(August 2, 2011)  Three recent cases of tetanus infection in southeast Michigan have prompted local public health officials to remind adults that immunizations aren't just for kids.

Adults who are uninsured or whose health insurance policy does not cover immunizations, are eligible for $15 Tdap immunization at the Health Department through the Michigan Adult Vaccine Replacement Program. The Health Department can bill Medicare, Medicaid, or private insurance; no one is turned away for inability to pay. Call 800-432-4121 to schedule an appointment in Antrim, Charlevoix, Emmet, or Otsego counties.

Tetanus, also known as "lockjaw," is an infection caused by bacteria. Tetanus bacteria is commonly found in soil and can enter the body through wounds contaminated with dirt, feces, soil, or saliva. Tetanus infection can cause a person's neck and jaw muscles to lock, making it hard to open the mouth or swallow. It can also cause breathing problems, severe muscle spasms, and seizures. Tetanus is a serious disease from which it can take months to recover. If left untreated, it can be fatal.

"It is important for teenagers and adults of all ages to get vaccinated against tetanus," said Joshua Meyerson, MD, Medical Director for the Health Department of Northwest Michigan. "The best treatment for this disease is prevention through immunization." Meyerson urges teenagers and adults to get vaccinated with Tdap vaccine, which protects not only against tetanus, but also diphtheria and pertussis (whooping cough).
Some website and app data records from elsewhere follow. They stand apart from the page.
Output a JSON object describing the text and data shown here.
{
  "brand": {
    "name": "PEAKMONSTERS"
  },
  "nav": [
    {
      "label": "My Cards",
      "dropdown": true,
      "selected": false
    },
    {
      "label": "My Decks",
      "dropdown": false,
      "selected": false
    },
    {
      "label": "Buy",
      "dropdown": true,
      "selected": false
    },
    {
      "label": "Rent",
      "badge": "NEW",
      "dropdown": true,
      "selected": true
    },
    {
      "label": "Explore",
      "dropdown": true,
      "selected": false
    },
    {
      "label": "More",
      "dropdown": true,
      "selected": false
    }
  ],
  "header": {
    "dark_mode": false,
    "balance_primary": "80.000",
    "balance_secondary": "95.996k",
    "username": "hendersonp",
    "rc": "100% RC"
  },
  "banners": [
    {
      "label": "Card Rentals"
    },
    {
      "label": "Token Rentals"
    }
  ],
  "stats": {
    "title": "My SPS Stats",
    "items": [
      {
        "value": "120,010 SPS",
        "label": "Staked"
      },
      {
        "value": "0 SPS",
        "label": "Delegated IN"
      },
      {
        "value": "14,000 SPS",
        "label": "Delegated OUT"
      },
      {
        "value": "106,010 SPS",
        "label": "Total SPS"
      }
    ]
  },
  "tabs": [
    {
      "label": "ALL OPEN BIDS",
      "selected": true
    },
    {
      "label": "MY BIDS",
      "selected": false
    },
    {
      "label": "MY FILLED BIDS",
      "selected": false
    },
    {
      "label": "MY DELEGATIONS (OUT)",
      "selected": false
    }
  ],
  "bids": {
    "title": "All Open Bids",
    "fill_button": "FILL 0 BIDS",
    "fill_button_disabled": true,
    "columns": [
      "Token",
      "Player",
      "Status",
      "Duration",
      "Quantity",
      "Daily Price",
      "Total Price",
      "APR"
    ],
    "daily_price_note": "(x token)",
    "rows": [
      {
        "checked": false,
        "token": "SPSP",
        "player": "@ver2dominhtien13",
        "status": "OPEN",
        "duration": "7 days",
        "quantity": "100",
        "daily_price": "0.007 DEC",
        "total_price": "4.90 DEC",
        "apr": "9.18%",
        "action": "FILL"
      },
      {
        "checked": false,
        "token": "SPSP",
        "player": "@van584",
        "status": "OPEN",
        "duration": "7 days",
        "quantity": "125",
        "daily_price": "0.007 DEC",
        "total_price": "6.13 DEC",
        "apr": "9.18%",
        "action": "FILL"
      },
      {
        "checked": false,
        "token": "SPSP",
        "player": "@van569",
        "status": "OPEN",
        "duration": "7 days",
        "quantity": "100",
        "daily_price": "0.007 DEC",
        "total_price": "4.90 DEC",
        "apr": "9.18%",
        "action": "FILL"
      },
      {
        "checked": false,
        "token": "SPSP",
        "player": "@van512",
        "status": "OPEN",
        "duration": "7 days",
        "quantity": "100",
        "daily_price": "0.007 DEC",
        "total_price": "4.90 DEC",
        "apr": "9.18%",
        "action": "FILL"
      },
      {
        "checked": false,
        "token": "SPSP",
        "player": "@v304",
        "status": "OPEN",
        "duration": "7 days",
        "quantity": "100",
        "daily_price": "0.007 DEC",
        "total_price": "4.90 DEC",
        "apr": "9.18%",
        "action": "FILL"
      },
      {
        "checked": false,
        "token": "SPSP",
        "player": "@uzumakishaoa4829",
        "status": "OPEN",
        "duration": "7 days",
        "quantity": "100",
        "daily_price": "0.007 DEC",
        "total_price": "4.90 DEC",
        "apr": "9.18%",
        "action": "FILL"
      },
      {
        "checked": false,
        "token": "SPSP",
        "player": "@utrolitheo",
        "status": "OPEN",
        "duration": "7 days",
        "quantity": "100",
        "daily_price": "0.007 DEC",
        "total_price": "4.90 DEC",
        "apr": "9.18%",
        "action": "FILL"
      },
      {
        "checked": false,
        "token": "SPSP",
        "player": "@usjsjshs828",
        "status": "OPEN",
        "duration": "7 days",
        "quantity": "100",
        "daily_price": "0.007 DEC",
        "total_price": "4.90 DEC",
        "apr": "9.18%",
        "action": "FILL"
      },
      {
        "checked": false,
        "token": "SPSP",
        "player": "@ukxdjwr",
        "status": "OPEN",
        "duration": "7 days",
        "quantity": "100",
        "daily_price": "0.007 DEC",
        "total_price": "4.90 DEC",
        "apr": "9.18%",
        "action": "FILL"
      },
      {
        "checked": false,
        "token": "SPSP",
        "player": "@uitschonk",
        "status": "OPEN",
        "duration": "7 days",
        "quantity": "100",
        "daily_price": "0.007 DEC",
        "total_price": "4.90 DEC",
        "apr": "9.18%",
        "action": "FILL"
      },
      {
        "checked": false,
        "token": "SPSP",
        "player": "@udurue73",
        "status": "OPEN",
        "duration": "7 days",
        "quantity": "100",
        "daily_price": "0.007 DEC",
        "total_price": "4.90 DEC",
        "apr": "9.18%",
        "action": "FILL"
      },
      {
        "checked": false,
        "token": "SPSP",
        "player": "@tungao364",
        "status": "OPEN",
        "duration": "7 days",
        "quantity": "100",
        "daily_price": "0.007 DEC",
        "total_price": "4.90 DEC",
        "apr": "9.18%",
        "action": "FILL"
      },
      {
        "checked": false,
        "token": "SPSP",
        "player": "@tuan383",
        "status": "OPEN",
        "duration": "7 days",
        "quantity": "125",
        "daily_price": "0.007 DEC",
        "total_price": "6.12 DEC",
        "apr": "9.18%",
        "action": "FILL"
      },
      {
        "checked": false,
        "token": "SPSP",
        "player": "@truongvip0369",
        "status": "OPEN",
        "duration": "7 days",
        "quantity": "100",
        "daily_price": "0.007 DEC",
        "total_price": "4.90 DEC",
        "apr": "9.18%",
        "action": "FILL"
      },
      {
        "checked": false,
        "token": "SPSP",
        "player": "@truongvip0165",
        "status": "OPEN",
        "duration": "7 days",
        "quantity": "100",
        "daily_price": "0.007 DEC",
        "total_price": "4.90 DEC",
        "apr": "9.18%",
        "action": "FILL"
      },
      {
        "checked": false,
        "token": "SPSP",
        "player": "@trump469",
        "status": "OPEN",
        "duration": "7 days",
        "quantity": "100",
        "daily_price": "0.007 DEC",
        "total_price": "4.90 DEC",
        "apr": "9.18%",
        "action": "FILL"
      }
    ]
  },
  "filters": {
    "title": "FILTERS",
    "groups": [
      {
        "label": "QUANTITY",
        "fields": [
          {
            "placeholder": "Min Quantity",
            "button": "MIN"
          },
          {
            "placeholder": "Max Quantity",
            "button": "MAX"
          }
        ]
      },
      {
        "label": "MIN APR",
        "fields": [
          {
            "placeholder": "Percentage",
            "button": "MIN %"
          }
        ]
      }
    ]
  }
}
Because immunity to tetanus decreases over time, most adults need to get a booster shot every 10 years to stay protected. Adults who haven't received Tdap vaccine should receive Tdap instead of their next regular tetanus (Td) booster. Adults who have contact with infants should get Tdap vaccine as soon as possible because being vaccinated against whooping cough will prevent them from spreading the disease to vulnerable infants. It's a good idea for adults to talk to their doctor about what vaccines they might need.

"Vaccination is a lifelong process," Meyerson said. "It's important that adults of all ages get vaccinated against serious diseases, such as flu, tetanus, and whooping cough."

Many newer vaccines are recommended for adults, including vaccines to protect against shingles, pneumococcal disease, and human papillomavirus (HPV). Other vaccines adults may need include measles, mumps, and rubella; varicella; hepatitis A and B; and meningococcal vaccines.

Seasonal flu vaccine is now recommended for everyone, every year. The single best way to prevent the flu is to get vaccinated. Adults should talk to their health care provider about the vaccines they need to be healthy.

The Health Department of Northwest Michigan is mandated by the Michigan Public Health Code to promote wellness, prevent disease, provide quality healthcare, address health problems of vulnerable populations, and protect the environment for the residents and visitors of Antrim, Charlevoix, Emmet, and Otsego counties. For information about vaccines adults need, contact your health care provider, call the Health Department at 800-432-4121 or visit